## Problem description
Word for word, restate every record.

## Records supplied

======

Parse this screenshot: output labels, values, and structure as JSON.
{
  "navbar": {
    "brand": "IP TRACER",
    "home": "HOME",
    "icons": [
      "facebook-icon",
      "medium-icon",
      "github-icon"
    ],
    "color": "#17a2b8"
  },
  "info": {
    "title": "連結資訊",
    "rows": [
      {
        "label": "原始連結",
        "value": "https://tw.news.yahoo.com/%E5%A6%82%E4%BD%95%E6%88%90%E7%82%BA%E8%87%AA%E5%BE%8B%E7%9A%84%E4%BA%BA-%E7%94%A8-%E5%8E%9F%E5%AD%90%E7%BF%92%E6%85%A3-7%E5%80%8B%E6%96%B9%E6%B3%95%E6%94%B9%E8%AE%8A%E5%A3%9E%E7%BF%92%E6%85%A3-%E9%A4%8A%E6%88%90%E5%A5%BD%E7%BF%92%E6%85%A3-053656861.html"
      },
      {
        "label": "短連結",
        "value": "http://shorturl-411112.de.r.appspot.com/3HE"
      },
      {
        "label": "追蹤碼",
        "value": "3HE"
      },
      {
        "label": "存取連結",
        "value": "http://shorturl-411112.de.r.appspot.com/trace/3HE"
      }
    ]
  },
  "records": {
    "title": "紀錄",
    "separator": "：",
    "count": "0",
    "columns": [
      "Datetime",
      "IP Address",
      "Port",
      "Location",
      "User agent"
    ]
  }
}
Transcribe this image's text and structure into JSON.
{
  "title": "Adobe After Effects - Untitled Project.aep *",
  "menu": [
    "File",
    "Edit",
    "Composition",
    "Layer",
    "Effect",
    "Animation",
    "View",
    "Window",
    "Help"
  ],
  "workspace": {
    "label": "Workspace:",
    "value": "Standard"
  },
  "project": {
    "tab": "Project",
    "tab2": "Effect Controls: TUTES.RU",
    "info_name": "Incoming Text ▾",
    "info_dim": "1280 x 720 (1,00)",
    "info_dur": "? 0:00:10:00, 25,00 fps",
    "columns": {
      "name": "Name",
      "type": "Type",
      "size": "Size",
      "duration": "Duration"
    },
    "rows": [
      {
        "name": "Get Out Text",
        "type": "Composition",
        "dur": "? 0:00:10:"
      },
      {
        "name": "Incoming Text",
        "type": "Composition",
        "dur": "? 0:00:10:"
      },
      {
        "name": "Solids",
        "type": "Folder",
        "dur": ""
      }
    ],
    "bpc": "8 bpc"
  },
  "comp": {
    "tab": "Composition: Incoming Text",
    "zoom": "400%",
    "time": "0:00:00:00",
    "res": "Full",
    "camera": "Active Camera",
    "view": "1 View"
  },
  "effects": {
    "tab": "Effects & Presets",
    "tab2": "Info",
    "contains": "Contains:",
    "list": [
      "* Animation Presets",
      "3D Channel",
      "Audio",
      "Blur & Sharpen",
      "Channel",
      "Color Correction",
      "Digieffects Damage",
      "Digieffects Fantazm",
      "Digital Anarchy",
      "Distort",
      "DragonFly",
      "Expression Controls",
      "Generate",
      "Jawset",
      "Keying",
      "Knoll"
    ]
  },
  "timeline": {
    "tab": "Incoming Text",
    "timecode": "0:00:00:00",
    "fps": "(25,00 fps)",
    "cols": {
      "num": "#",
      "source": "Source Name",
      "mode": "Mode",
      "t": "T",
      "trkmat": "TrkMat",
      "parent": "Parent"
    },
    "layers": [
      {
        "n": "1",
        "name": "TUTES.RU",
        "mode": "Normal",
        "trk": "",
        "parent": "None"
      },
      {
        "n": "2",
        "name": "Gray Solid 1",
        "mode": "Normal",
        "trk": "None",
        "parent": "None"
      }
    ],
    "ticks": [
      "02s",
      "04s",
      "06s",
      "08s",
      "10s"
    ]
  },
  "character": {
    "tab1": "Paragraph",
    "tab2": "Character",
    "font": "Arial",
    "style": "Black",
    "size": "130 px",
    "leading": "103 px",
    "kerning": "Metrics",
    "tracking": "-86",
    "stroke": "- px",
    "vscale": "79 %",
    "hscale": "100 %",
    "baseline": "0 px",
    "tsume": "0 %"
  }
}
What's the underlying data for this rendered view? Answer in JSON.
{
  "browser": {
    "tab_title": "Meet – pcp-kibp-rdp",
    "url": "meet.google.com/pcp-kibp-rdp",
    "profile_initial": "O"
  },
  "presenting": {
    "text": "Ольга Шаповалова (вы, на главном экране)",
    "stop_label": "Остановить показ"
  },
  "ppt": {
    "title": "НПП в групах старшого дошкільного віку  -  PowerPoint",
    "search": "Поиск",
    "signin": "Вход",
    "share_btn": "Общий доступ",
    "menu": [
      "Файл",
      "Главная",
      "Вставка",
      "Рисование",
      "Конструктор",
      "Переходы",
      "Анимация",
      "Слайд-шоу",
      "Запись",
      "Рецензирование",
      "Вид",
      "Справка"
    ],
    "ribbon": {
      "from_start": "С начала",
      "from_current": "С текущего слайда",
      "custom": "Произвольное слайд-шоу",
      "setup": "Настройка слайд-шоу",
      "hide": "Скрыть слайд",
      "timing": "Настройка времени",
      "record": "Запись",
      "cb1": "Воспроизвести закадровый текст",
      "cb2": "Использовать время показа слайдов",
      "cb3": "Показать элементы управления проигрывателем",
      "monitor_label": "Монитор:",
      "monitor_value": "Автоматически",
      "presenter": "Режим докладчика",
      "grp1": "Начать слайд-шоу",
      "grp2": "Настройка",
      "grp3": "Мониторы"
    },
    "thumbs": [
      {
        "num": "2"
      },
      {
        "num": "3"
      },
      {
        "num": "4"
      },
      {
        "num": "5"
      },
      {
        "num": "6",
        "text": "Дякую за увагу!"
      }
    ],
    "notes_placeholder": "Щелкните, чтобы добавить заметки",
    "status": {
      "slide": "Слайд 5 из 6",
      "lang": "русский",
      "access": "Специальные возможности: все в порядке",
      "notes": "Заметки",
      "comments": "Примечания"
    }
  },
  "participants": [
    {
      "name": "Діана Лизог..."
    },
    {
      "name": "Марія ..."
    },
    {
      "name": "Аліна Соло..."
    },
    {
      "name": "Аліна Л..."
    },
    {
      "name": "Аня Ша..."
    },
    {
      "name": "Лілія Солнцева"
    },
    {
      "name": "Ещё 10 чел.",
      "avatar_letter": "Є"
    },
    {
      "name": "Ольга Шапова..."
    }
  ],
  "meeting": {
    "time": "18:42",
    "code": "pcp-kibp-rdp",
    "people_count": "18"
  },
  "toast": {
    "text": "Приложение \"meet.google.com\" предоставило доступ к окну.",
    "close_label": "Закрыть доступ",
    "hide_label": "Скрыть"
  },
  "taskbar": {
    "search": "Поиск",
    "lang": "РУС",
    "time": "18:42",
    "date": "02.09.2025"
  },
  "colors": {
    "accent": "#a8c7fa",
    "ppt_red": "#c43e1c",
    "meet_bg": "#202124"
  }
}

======

## Written response
Parse this screenshot: output labels, values, and structure as JSON.
{
  "navbar": {
    "brand": "IP TRACER",
    "home": "HOME",
    "icons": [
      "facebook-icon",
      "medium-icon",
      "github-icon"
    ],
    "color": "#17a2b8"
  },
  "info": {
    "title": "連結資訊",
    "rows": [
      {
        "label": "原始連結",
        "value": "https://tw.news.yahoo.com/%E5%A6%82%E4%BD%95%E6%88%90%E7%82%BA%E8%87%AA%E5%BE%8B%E7%9A%84%E4%BA%BA-%E7%94%A8-%E5%8E%9F%E5%AD%90%E7%BF%92%E6%85%A3-7%E5%80%8B%E6%96%B9%E6%B3%95%E6%94%B9%E8%AE%8A%E5%A3%9E%E7%BF%92%E6%85%A3-%E9%A4%8A%E6%88%90%E5%A5%BD%E7%BF%92%E6%85%A3-053656861.html"
      },
      {
        "label": "短連結",
        "value": "http://shorturl-411112.de.r.appspot.com/3HE"
      },
      {
        "label": "追蹤碼",
        "value": "3HE"
      },
      {
        "label": "存取連結",
        "value": "http://shorturl-411112.de.r.appspot.com/trace/3HE"
      }
    ]
  },
  "records": {
    "title": "紀錄",
    "separator": "：",
    "count": "0",
    "columns": [
      "Datetime",
      "IP Address",
      "Port",
      "Location",
      "User agent"
    ]
  }
}
Transcribe this image's text and structure into JSON.
{
  "title": "Adobe After Effects - Untitled Project.aep *",
  "menu": [
    "File",
    "Edit",
    "Composition",
    "Layer",
    "Effect",
    "Animation",
    "View",
    "Window",
    "Help"
  ],
  "workspace": {
    "label": "Workspace:",
    "value": "Standard"
  },
  "project": {
    "tab": "Project",
    "tab2": "Effect Controls: TUTES.RU",
    "info_name": "Incoming Text ▾",
    "info_dim": "1280 x 720 (1,00)",
    "info_dur": "? 0:00:10:00, 25,00 fps",
    "columns": {
      "name": "Name",
      "type": "Type",
      "size": "Size",
      "duration": "Duration"
    },
    "rows": [
      {
        "name": "Get Out Text",
        "type": "Composition",
        "dur": "? 0:00:10:"
      },
      {
        "name": "Incoming Text",
        "type": "Composition",
        "dur": "? 0:00:10:"
      },
      {
        "name": "Solids",
        "type": "Folder",
        "dur": ""
      }
    ],
    "bpc": "8 bpc"
  },
  "comp": {
    "tab": "Composition: Incoming Text",
    "zoom": "400%",
    "time": "0:00:00:00",
    "res": "Full",
    "camera": "Active Camera",
    "view": "1 View"
  },
  "effects": {
    "tab": "Effects & Presets",
    "tab2": "Info",
    "contains": "Contains:",
    "list": [
      "* Animation Presets",
      "3D Channel",
      "Audio",
      "Blur & Sharpen",
      "Channel",
      "Color Correction",
      "Digieffects Damage",
      "Digieffects Fantazm",
      "Digital Anarchy",
      "Distort",
      "DragonFly",
      "Expression Controls",
      "Generate",
      "Jawset",
      "Keying",
      "Knoll"
    ]
  },
  "timeline": {
    "tab": "Incoming Text",
    "timecode": "0:00:00:00",
    "fps": "(25,00 fps)",
    "cols": {
      "num": "#",
      "source": "Source Name",
      "mode": "Mode",
      "t": "T",
      "trkmat": "TrkMat",
      "parent": "Parent"
    },
    "layers": [
      {
        "n": "1",
        "name": "TUTES.RU",
        "mode": "Normal",
        "trk": "",
        "parent": "None"
      },
      {
        "n": "2",
        "name": "Gray Solid 1",
        "mode": "Normal",
        "trk": "None",
        "parent": "None"
      }
    ],
    "ticks": [
      "02s",
      "04s",
      "06s",
      "08s",
      "10s"
    ]
  },
  "character": {
    "tab1": "Paragraph",
    "tab2": "Character",
    "font": "Arial",
    "style": "Black",
    "size": "130 px",
    "leading": "103 px",
    "kerning": "Metrics",
    "tracking": "-86",
    "stroke": "- px",
    "vscale": "79 %",
    "hscale": "100 %",
    "baseline": "0 px",
    "tsume": "0 %"
  }
}
What's the underlying data for this rendered view? Answer in JSON.
{
  "browser": {
    "tab_title": "Meet – pcp-kibp-rdp",
    "url": "meet.google.com/pcp-kibp-rdp",
    "profile_initial": "O"
  },
  "presenting": {
    "text": "Ольга Шаповалова (вы, на главном экране)",
    "stop_label": "Остановить показ"
  },
  "ppt": {
    "title": "НПП в групах старшого дошкільного віку  -  PowerPoint",
    "search": "Поиск",
    "signin": "Вход",
    "share_btn": "Общий доступ",
    "menu": [
      "Файл",
      "Главная",
      "Вставка",
      "Рисование",
      "Конструктор",
      "Переходы",
      "Анимация",
      "Слайд-шоу",
      "Запись",
      "Рецензирование",
      "Вид",
      "Справка"
    ],
    "ribbon": {
      "from_start": "С начала",
      "from_current": "С текущего слайда",
      "custom": "Произвольное слайд-шоу",
      "setup": "Настройка слайд-шоу",
      "hide": "Скрыть слайд",
      "timing": "Настройка времени",
      "record": "Запись",
      "cb1": "Воспроизвести закадровый текст",
      "cb2": "Использовать время показа слайдов",
      "cb3": "Показать элементы управления проигрывателем",
      "monitor_label": "Монитор:",
      "monitor_value": "Автоматически",
      "presenter": "Режим докладчика",
      "grp1": "Начать слайд-шоу",
      "grp2": "Настройка",
      "grp3": "Мониторы"
    },
    "thumbs": [
      {
        "num": "2"
      },
      {
        "num": "3"
      },
      {
        "num": "4"
      },
      {
        "num": "5"
      },
      {
        "num": "6",
        "text": "Дякую за увагу!"
      }
    ],
    "notes_placeholder": "Щелкните, чтобы добавить заметки",
    "status": {
      "slide": "Слайд 5 из 6",
      "lang": "русский",
      "access": "Специальные возможности: все в порядке",
      "notes": "Заметки",
      "comments": "Примечания"
    }
  },
  "participants": [
    {
      "name": "Діана Лизог..."
    },
    {
      "name": "Марія ..."
    },
    {
      "name": "Аліна Соло..."
    },
    {
      "name": "Аліна Л..."
    },
    {
      "name": "Аня Ша..."
    },
    {
      "name": "Лілія Солнцева"
    },
    {
      "name": "Ещё 10 чел.",
      "avatar_letter": "Є"
    },
    {
      "name": "Ольга Шапова..."
    }
  ],
  "meeting": {
    "time": "18:42",
    "code": "pcp-kibp-rdp",
    "people_count": "18"
  },
  "toast": {
    "text": "Приложение \"meet.google.com\" предоставило доступ к окну.",
    "close_label": "Закрыть доступ",
    "hide_label": "Скрыть"
  },
  "taskbar": {
    "search": "Поиск",
    "lang": "РУС",
    "time": "18:42",
    "date": "02.09.2025"
  },
  "colors": {
    "accent": "#a8c7fa",
    "ppt_red": "#c43e1c",
    "meet_bg": "#202124"
  }
}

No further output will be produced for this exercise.